Check every line of the material below, and show those that contain "JSON".

(Input data)
::::::

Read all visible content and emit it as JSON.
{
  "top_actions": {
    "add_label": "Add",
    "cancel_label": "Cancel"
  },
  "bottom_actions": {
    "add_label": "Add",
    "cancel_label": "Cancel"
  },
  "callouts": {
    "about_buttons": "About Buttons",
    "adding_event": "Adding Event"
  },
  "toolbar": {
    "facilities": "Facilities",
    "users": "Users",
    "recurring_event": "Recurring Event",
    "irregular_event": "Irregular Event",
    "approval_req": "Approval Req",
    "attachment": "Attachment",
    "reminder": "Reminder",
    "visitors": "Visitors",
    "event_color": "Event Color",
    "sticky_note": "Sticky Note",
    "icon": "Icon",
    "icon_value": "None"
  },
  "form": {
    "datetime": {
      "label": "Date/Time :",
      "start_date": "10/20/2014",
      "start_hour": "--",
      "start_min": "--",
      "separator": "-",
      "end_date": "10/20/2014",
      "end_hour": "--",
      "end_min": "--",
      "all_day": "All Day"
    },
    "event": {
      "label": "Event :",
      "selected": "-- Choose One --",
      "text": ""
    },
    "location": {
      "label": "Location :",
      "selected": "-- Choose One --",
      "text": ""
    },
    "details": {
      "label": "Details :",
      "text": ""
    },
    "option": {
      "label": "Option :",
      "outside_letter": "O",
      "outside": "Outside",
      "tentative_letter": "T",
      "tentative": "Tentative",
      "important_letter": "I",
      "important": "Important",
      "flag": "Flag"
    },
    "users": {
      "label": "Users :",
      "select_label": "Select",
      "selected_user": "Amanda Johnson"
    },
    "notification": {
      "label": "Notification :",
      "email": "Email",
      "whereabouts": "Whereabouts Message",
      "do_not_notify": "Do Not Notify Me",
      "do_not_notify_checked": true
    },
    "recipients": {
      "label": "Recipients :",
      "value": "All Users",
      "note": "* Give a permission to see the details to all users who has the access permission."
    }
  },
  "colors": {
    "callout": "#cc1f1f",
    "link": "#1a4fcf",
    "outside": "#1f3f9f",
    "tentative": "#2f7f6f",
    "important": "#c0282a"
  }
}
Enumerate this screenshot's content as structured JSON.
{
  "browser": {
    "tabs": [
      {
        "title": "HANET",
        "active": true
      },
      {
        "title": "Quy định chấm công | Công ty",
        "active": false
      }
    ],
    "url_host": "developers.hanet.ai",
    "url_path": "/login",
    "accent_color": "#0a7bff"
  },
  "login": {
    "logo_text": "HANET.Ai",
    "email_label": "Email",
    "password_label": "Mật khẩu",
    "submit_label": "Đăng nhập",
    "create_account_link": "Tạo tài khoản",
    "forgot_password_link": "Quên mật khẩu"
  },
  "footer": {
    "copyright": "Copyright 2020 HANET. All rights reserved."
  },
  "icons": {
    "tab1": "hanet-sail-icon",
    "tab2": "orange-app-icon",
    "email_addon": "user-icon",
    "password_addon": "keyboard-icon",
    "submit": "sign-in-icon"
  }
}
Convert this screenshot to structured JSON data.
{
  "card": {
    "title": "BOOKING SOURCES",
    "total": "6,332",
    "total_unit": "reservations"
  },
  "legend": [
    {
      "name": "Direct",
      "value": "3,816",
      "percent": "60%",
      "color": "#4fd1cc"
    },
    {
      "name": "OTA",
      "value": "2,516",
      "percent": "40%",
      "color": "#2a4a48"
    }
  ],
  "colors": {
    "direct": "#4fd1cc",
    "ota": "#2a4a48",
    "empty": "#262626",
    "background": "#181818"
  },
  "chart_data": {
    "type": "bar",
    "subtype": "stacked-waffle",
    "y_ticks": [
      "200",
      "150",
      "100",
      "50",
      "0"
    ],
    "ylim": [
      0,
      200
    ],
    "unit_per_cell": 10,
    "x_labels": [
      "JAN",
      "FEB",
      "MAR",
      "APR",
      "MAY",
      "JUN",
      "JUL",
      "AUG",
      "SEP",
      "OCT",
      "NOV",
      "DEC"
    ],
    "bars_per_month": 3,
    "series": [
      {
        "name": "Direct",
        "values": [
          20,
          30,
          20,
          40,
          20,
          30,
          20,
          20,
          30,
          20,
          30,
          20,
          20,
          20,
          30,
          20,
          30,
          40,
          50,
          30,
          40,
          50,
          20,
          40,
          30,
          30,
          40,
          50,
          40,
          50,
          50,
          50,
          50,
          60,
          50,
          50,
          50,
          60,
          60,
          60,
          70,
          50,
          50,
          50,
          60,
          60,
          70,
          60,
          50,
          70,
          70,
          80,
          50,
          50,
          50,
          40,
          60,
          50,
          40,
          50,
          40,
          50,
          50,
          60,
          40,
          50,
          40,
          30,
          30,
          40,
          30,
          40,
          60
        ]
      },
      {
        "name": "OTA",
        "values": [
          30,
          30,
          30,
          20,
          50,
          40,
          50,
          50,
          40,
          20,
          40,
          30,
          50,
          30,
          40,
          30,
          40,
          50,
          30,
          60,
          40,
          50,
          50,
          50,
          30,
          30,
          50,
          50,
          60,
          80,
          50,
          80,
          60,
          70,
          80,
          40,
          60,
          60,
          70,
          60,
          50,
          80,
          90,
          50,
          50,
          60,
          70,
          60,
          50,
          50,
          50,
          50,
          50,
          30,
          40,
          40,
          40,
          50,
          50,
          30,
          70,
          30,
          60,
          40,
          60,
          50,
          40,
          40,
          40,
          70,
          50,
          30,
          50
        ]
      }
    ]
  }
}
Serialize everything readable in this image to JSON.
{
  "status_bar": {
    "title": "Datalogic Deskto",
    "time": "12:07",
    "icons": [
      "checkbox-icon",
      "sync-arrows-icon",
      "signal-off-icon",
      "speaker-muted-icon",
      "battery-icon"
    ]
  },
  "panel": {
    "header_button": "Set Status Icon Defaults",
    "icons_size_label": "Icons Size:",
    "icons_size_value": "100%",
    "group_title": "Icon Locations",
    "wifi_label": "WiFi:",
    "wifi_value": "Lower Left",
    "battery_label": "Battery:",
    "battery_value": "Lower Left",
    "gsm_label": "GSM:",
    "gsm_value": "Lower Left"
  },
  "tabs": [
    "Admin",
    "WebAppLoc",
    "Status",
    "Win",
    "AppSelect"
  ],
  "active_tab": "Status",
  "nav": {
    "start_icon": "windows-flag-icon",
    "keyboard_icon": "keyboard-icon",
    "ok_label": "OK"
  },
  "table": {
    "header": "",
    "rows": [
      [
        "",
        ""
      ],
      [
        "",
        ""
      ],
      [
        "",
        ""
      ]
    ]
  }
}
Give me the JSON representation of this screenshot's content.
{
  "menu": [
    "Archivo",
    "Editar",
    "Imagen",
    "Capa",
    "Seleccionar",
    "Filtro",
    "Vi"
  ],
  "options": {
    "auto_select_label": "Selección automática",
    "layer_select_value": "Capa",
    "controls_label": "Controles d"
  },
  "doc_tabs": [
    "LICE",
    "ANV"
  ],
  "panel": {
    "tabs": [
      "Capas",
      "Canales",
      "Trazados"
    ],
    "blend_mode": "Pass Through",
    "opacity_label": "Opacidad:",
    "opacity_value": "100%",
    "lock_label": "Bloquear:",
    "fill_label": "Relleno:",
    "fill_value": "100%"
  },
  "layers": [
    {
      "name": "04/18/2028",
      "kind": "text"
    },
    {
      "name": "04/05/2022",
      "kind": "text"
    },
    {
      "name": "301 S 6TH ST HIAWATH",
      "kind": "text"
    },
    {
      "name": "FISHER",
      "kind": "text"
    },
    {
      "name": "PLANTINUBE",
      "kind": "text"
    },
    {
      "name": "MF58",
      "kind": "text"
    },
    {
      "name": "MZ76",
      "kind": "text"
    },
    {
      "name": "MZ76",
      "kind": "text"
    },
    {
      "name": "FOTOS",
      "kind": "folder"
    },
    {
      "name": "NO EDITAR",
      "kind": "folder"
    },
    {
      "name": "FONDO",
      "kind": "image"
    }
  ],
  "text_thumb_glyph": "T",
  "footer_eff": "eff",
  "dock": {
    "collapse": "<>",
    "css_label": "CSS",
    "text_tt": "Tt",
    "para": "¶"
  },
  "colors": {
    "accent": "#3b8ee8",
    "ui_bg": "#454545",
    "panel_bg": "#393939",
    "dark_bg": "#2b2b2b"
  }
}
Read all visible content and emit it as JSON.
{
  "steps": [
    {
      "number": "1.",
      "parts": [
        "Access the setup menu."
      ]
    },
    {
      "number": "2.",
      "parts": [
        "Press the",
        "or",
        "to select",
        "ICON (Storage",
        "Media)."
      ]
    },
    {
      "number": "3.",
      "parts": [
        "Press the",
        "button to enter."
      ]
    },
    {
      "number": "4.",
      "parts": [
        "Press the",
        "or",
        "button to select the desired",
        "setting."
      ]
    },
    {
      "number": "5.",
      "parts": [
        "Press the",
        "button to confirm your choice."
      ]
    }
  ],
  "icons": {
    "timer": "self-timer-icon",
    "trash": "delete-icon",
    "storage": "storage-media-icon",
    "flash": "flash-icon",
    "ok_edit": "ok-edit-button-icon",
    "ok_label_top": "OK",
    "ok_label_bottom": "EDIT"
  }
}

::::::

(Output below)
Read all visible content and emit it as JSON.
Enumerate this screenshot's content as structured JSON.
Convert this screenshot to structured JSON data.
Serialize everything readable in this image to JSON.
Give me the JSON representation of this screenshot's content.
Read all visible content and emit it as JSON.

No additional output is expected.